Clearly, I think Saturday Night Live can do better — and it has a responsibility to be always on-point as the cultural touchstone of the moment. We get it: Alec Baldwin’s impression pisses off Trump… so what? With record ratings and media breathlessly reporting on every sketch, the need to push the show’s subversive humour is key to embed the show’s influence with meaning.
There is some hope, however, in small moments.
Melissa McCarthy’s return as the hapless White House press secretary Sean Spicer may have started as another play at the obvious — mostly a rambling monologue with offensive Jewish history analogies to parody Spicer’s idiotic Holocaust references during a press conference earlier that week — but finally hit the mark at the end with the too-quick punchline: “Happy Easter everybody — and by the way, the President’s probably going to bomb North Korea tonight.”
The audience had a brief delay in their laughter, not quite knowing whether to laugh. They finally did, with a few ohhhs. But the killer tag, as McCarthy drove into the Presidential seal in a broken Easter egg kart, was to “just eat as much candy as as you want, ’cause this is probably our last Easter on earth.”
Genius. That’s exactly the tone SNL needs to hit. Edgy, but mainstream. Parody with a message.
The other moment that struck the appropriate comedy nerve was during Weekend Update, with anchor Colin Jost addressing the United Airlines overbooking fiasco. There were the necessary, ironic “fly the friendly sky” moments, all of which finally hit the zeitgeist at the end. (There’s a common thread here, with the best lines sneaking in at the end.)
I’ll say, after all this, I will never fly United ever again.
Unless they have a cheap flight to wherever I’m going.
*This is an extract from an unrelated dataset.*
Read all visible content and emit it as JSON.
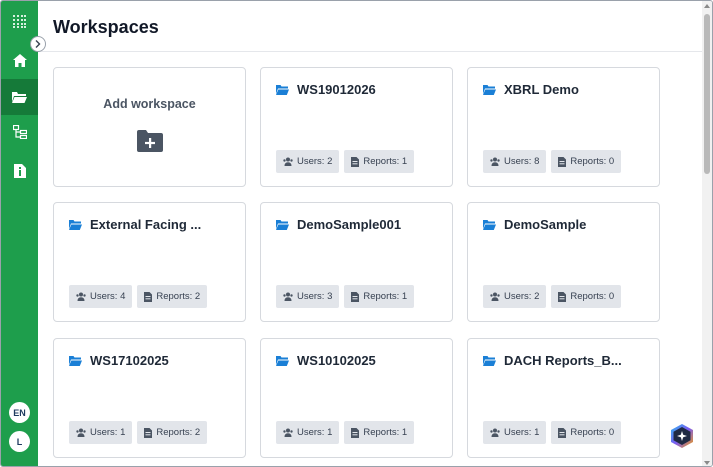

In which case, I’ll definitely fly United.
The audience laughed and then Jost held a judgmental post to camera just a little too long.